→ TASK DESCRIPTION
Repeat each record below exactly, omitting whatever pictures appear in it.

Items from an interface collection
[Start of Attachment]

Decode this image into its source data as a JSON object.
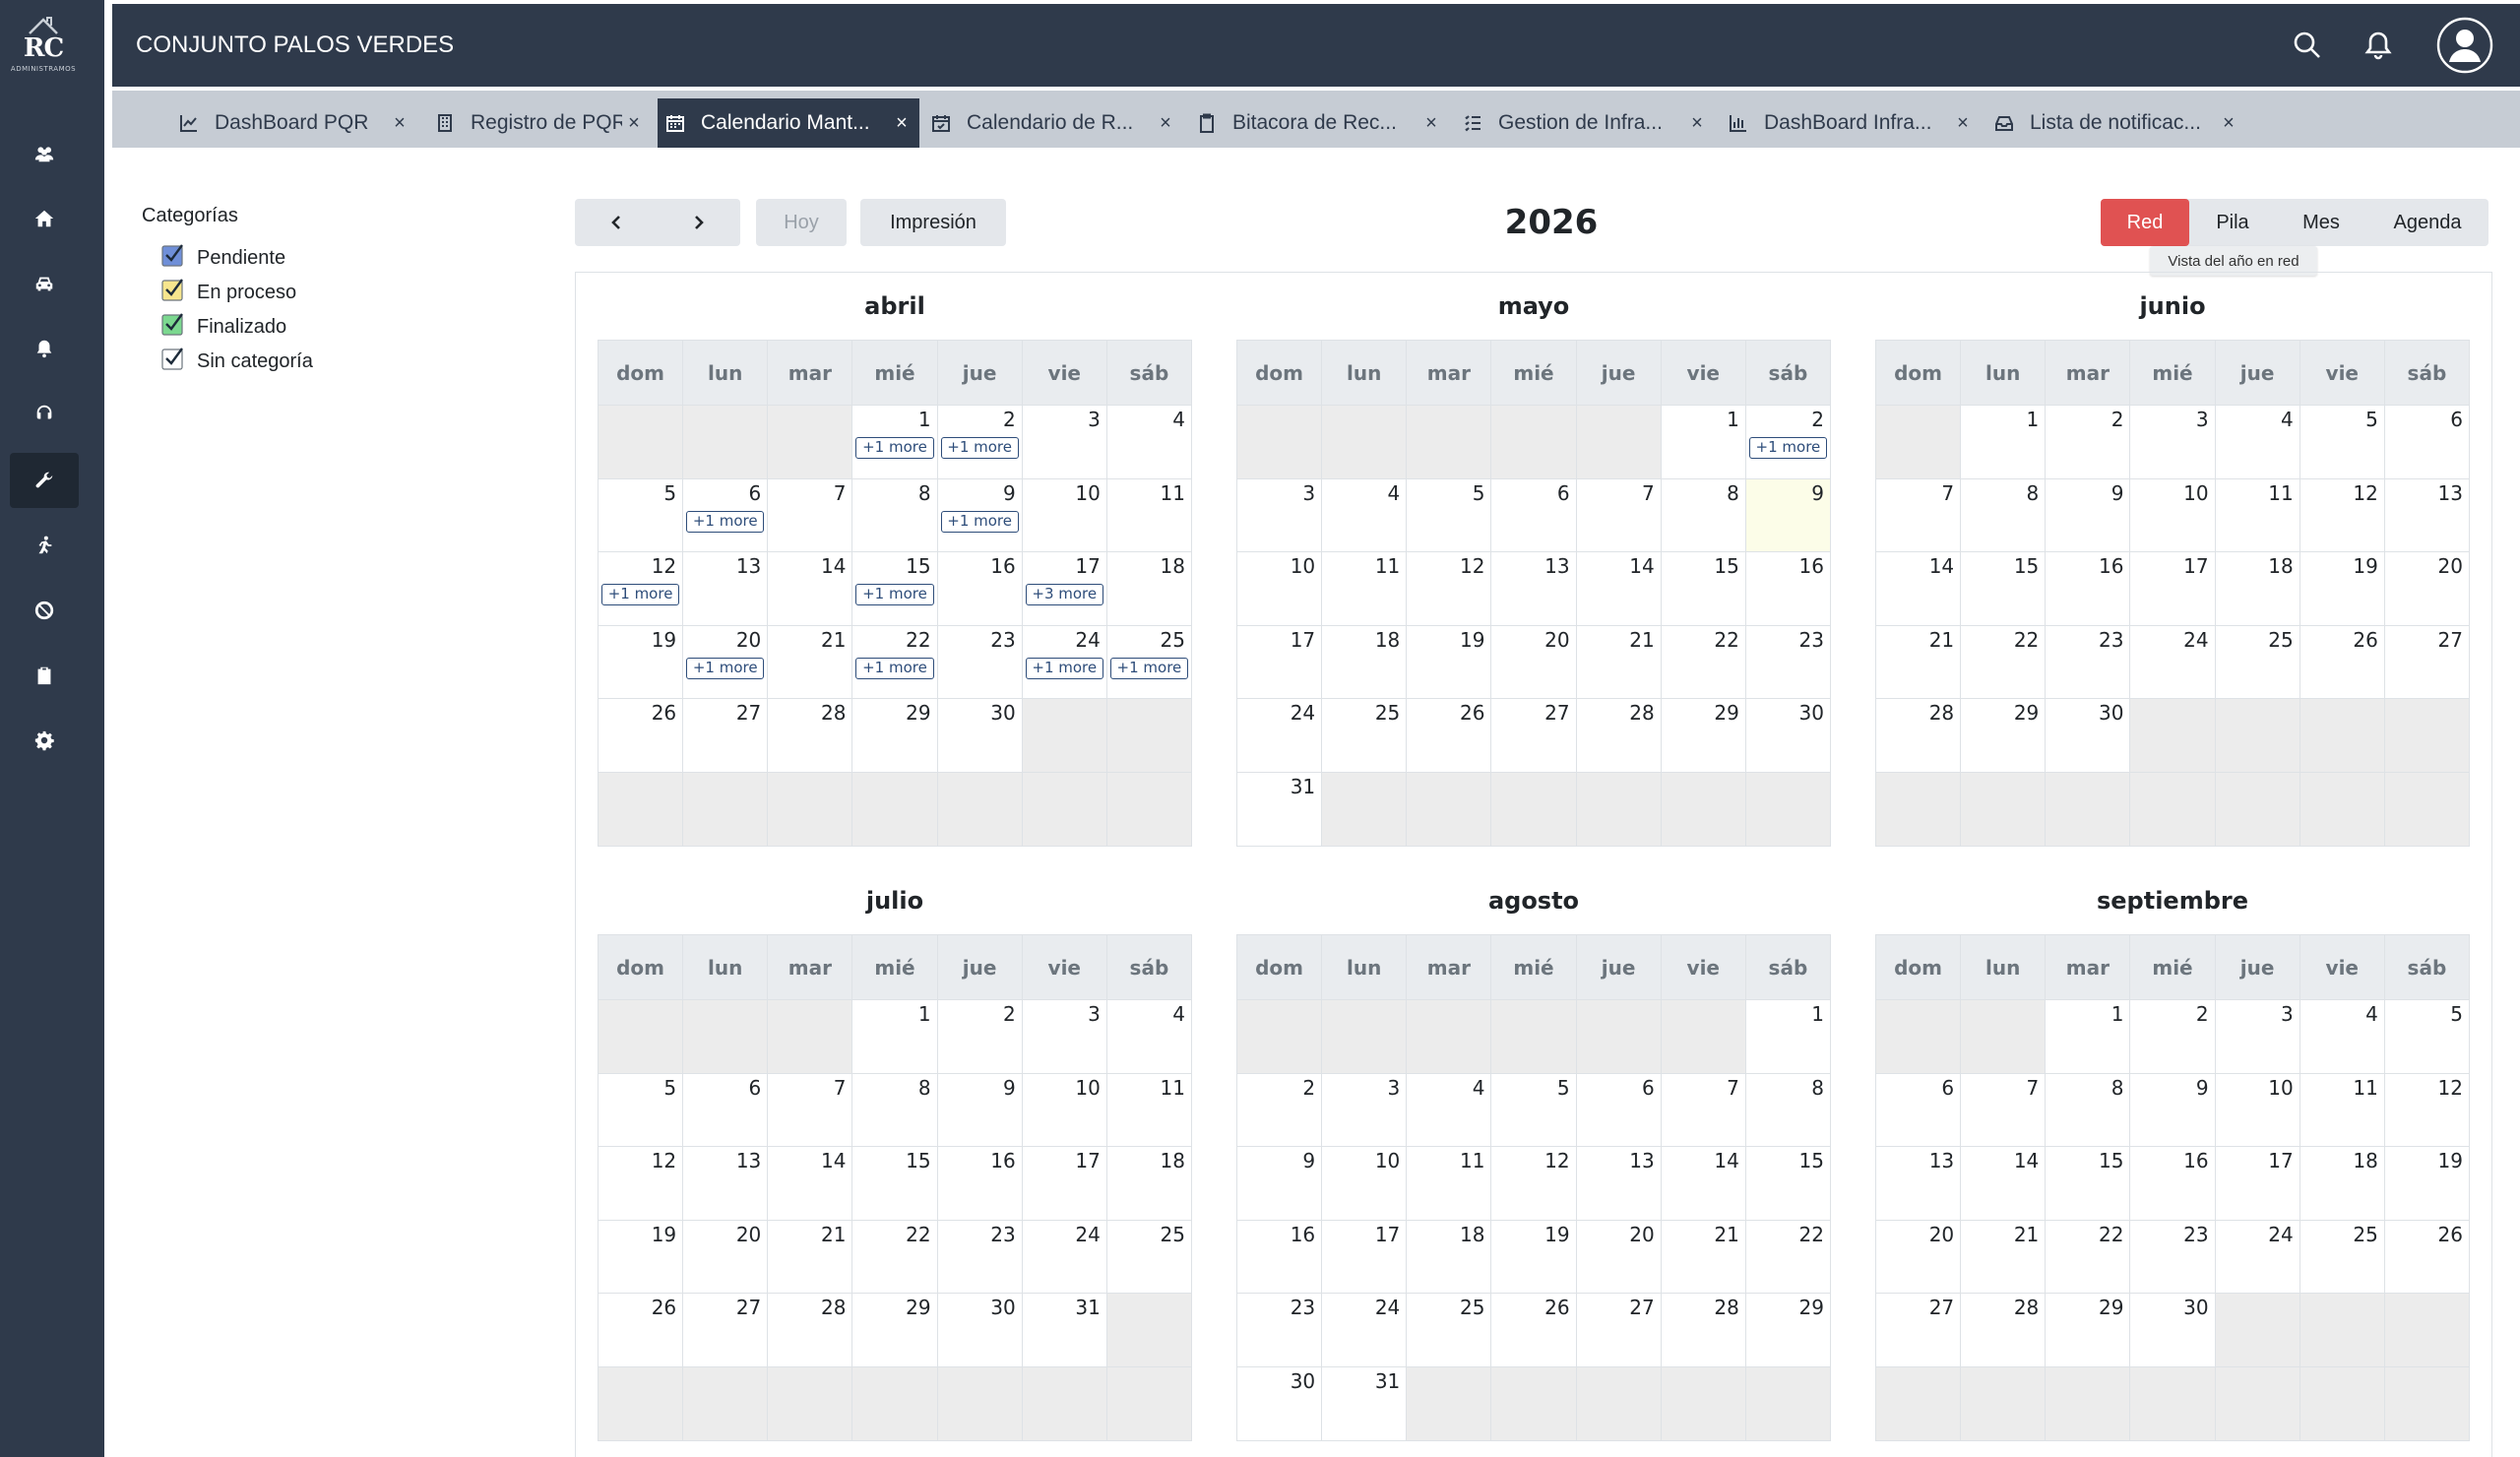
{
  "app": {
    "title": "CONJUNTO PALOS VERDES",
    "logo_text": "RC",
    "logo_subtext": "ADMINISTRAMOS"
  },
  "sidebar": {
    "items": [
      {
        "name": "users-icon",
        "active": false
      },
      {
        "name": "home-icon",
        "active": false
      },
      {
        "name": "car-icon",
        "active": false
      },
      {
        "name": "bell-icon",
        "active": false
      },
      {
        "name": "headset-icon",
        "active": false
      },
      {
        "name": "wrench-icon",
        "active": true
      },
      {
        "name": "running-icon",
        "active": false
      },
      {
        "name": "ban-icon",
        "active": false
      },
      {
        "name": "clipboard-check-icon",
        "active": false
      },
      {
        "name": "gear-icon",
        "active": false
      }
    ]
  },
  "header": {
    "icons": [
      "search-icon",
      "bell-icon",
      "user-avatar-icon"
    ]
  },
  "tabs": [
    {
      "label": "DashBoard PQR",
      "icon": "line-chart-icon",
      "active": false
    },
    {
      "label": "Registro de PQR",
      "icon": "building-icon",
      "active": false
    },
    {
      "label": "Calendario Mant...",
      "icon": "calendar-icon",
      "active": true
    },
    {
      "label": "Calendario de R...",
      "icon": "calendar-check-icon",
      "active": false
    },
    {
      "label": "Bitacora de Rec...",
      "icon": "clipboard-icon",
      "active": false
    },
    {
      "label": "Gestion de Infra...",
      "icon": "list-icon",
      "active": false
    },
    {
      "label": "DashBoard Infra...",
      "icon": "bar-chart-icon",
      "active": false
    },
    {
      "label": "Lista de notificac...",
      "icon": "inbox-icon",
      "active": false
    }
  ],
  "tab_close": "×",
  "categories": {
    "title": "Categorías",
    "items": [
      {
        "label": "Pendiente",
        "color": "#6f8fd8",
        "checked": true
      },
      {
        "label": "En proceso",
        "color": "#f6e58d",
        "checked": true
      },
      {
        "label": "Finalizado",
        "color": "#7bd88f",
        "checked": true
      },
      {
        "label": "Sin categoría",
        "color": "#ffffff",
        "checked": true
      }
    ]
  },
  "toolbar": {
    "today_label": "Hoy",
    "print_label": "Impresión",
    "year": "2026",
    "views": [
      {
        "label": "Red",
        "active": true
      },
      {
        "label": "Pila",
        "active": false
      },
      {
        "label": "Mes",
        "active": false
      },
      {
        "label": "Agenda",
        "active": false
      }
    ],
    "tooltip": "Vista del año en red"
  },
  "weekdays": [
    "dom",
    "lun",
    "mar",
    "mié",
    "jue",
    "vie",
    "sáb"
  ],
  "more_label": "+1 more",
  "months": [
    {
      "name": "abril",
      "start": 3,
      "days": 30,
      "more": {
        "1": "+1 more",
        "2": "+1 more",
        "6": "+1 more",
        "9": "+1 more",
        "12": "+1 more",
        "15": "+1 more",
        "17": "+3 more",
        "20": "+1 more",
        "22": "+1 more",
        "24": "+1 more",
        "25": "+1 more"
      },
      "today": null
    },
    {
      "name": "mayo",
      "start": 5,
      "days": 31,
      "more": {
        "2": "+1 more"
      },
      "today": 9
    },
    {
      "name": "junio",
      "start": 1,
      "days": 30,
      "more": {},
      "today": null
    },
    {
      "name": "julio",
      "start": 3,
      "days": 31,
      "more": {},
      "today": null
    },
    {
      "name": "agosto",
      "start": 6,
      "days": 31,
      "more": {},
      "today": null
    },
    {
      "name": "septiembre",
      "start": 2,
      "days": 30,
      "more": {},
      "today": null
    }
  ]
}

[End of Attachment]

→ TASK OUTPUT
Decode this image into its source data as a JSON object.
{
  "app": {
    "title": "CONJUNTO PALOS VERDES",
    "logo_text": "RC",
    "logo_subtext": "ADMINISTRAMOS"
  },
  "sidebar": {
    "items": [
      {
        "name": "users-icon",
        "active": false
      },
      {
        "name": "home-icon",
        "active": false
      },
      {
        "name": "car-icon",
        "active": false
      },
      {
        "name": "bell-icon",
        "active": false
      },
      {
        "name": "headset-icon",
        "active": false
      },
      {
        "name": "wrench-icon",
        "active": true
      },
      {
        "name": "running-icon",
        "active": false
      },
      {
        "name": "ban-icon",
        "active": false
      },
      {
        "name": "clipboard-check-icon",
        "active": false
      },
      {
        "name": "gear-icon",
        "active": false
      }
    ]
  },
  "header": {
    "icons": [
      "search-icon",
      "bell-icon",
      "user-avatar-icon"
    ]
  },
  "tabs": [
    {
      "label": "DashBoard PQR",
      "icon": "line-chart-icon",
      "active": false
    },
    {
      "label": "Registro de PQR",
      "icon": "building-icon",
      "active": false
    },
    {
      "label": "Calendario Mant...",
      "icon": "calendar-icon",
      "active": true
    },
    {
      "label": "Calendario de R...",
      "icon": "calendar-check-icon",
      "active": false
    },
    {
      "label": "Bitacora de Rec...",
      "icon": "clipboard-icon",
      "active": false
    },
    {
      "label": "Gestion de Infra...",
      "icon": "list-icon",
      "active": false
    },
    {
      "label": "DashBoard Infra...",
      "icon": "bar-chart-icon",
      "active": false
    },
    {
      "label": "Lista de notificac...",
      "icon": "inbox-icon",
      "active": false
    }
  ],
  "tab_close": "×",
  "categories": {
    "title": "Categorías",
    "items": [
      {
        "label": "Pendiente",
        "color": "#6f8fd8",
        "checked": true
      },
      {
        "label": "En proceso",
        "color": "#f6e58d",
        "checked": true
      },
      {
        "label": "Finalizado",
        "color": "#7bd88f",
        "checked": true
      },
      {
        "label": "Sin categoría",
        "color": "#ffffff",
        "checked": true
      }
    ]
  },
  "toolbar": {
    "today_label": "Hoy",
    "print_label": "Impresión",
    "year": "2026",
    "views": [
      {
        "label": "Red",
        "active": true
      },
      {
        "label": "Pila",
        "active": false
      },
      {
        "label": "Mes",
        "active": false
      },
      {
        "label": "Agenda",
        "active": false
      }
    ],
    "tooltip": "Vista del año en red"
  },
  "weekdays": [
    "dom",
    "lun",
    "mar",
    "mié",
    "jue",
    "vie",
    "sáb"
  ],
  "more_label": "+1 more",
  "months": [
    {
      "name": "abril",
      "start": 3,
      "days": 30,
      "more": {
        "1": "+1 more",
        "2": "+1 more",
        "6": "+1 more",
        "9": "+1 more",
        "12": "+1 more",
        "15": "+1 more",
        "17": "+3 more",
        "20": "+1 more",
        "22": "+1 more",
        "24": "+1 more",
        "25": "+1 more"
      },
      "today": null
    },
    {
      "name": "mayo",
      "start": 5,
      "days": 31,
      "more": {
        "2": "+1 more"
      },
      "today": 9
    },
    {
      "name": "junio",
      "start": 1,
      "days": 30,
      "more": {},
      "today": null
    },
    {
      "name": "julio",
      "start": 3,
      "days": 31,
      "more": {},
      "today": null
    },
    {
      "name": "agosto",
      "start": 6,
      "days": 31,
      "more": {},
      "today": null
    },
    {
      "name": "septiembre",
      "start": 2,
      "days": 30,
      "more": {},
      "today": null
    }
  ]
}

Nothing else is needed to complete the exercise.